A major health charity believes that men in the UK are ignorant of the prostate gland and the dangers related to it.
Prostate Cancer UK points out that the prostate is the leading cause of cancer in men, with over 40,000 such cases diagnosed on an annual basis.
Yet a survey conducted by the charity indicated that nearly 20% of British men were not even aware of the existence of the prostate, ensuring that men were effectively blind to the risk of cancer.
The survey of 1,900 men found that:
– 92% were clueless about the gland’s role;
– 54% did not know where it was;
– 17% did not know they had a prostate.
Commenting on the results, Prostate Cancer UK chief executive Angela Culhane, suggested that the ignorance of men in Britain represents a serious health risk.
“Men are very ignorant about prostate cancer and it’s dangerous because it is actually the most common cancer in men.
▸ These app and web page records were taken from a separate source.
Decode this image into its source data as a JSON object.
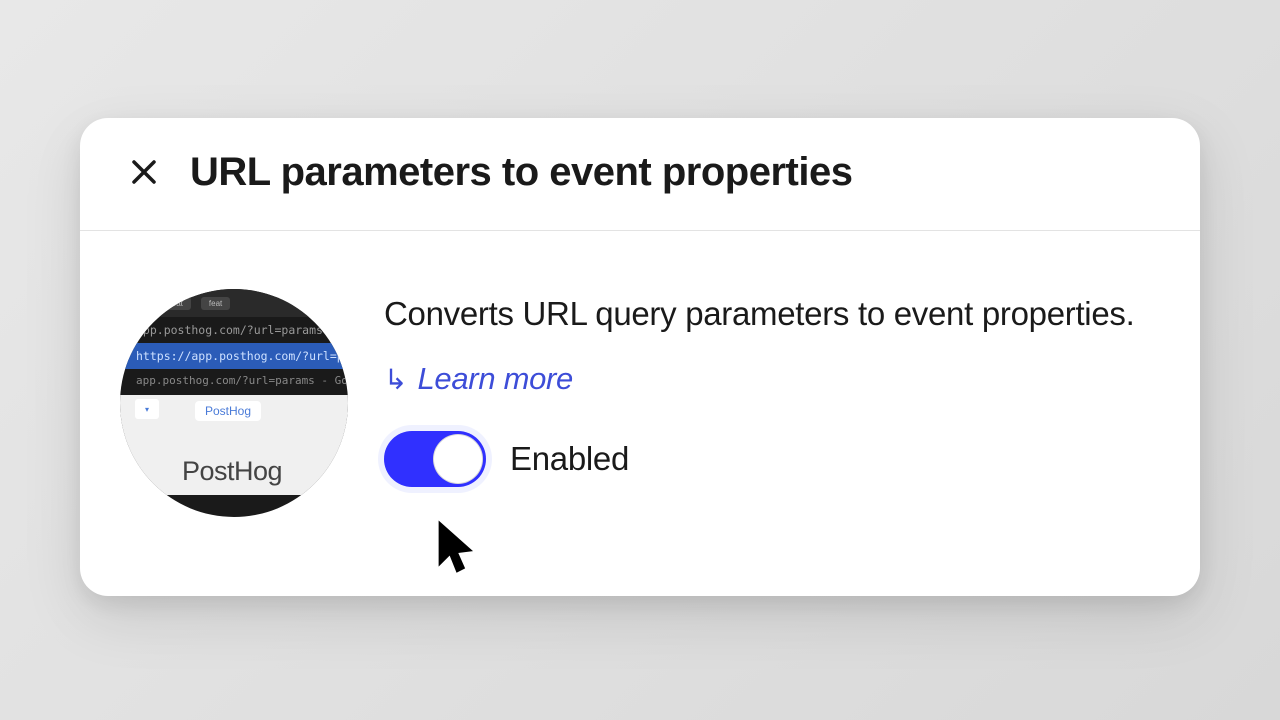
{
  "modal": {
    "title": "URL parameters to event properties",
    "description": "Converts URL query parameters to event properties.",
    "learn_more_label": "Learn more",
    "toggle": {
      "state": "on",
      "label": "Enabled"
    }
  },
  "app_icon": {
    "tab_label_1": "feat",
    "tab_label_2": "feat",
    "url_1": "app.posthog.com/?url=params",
    "url_2": "https://app.posthog.com/?url=params",
    "url_3": "app.posthog.com/?url=params - Go",
    "browser_tab": "PostHog",
    "logo_text": "PostHog"
  }
}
The things it does affect – ejaculation and sexual function, urine flow and incontinence – are not regularly talked about over the dinner table or in the pub.”
Over 10,000 men die from prostate cancer in the UK every year, with the condition considered particularly dangerous owing to the lack of symptoms that are present in the early stages of the cancer.
The aforementioned Culhane suggested that men all over Britain needs to know more about this issue, and to be aware of both the risk factors and indicators of the possible development of such cancer.
“A man in his 30s with none of the risk factors shouldn’t be overly worried – but for men at higher risk, they should have a conversation with their GP or one of our specialist nurses. If they have a family history, are black [black men are twice as likely to develop prostate cancer as the overall population] or are over 50, then, generally, they should be thinking about having a conversation. As a country, we need to wake up and stop men dying needlessly.”
Despite the problems with prostate cancer, it is hoped that a new technique could spare problems for many men in the UK by effectively cooking tumorous growths.
At present, many men with early-stage prostate cancer opt to have the whole organ removed, to maximise the chance of being cured.
High Intensity Focused Ultrasound or ‘HiFu’, kills the tumour alone by using a thin beam of energy to heat up cancer cells to 90C.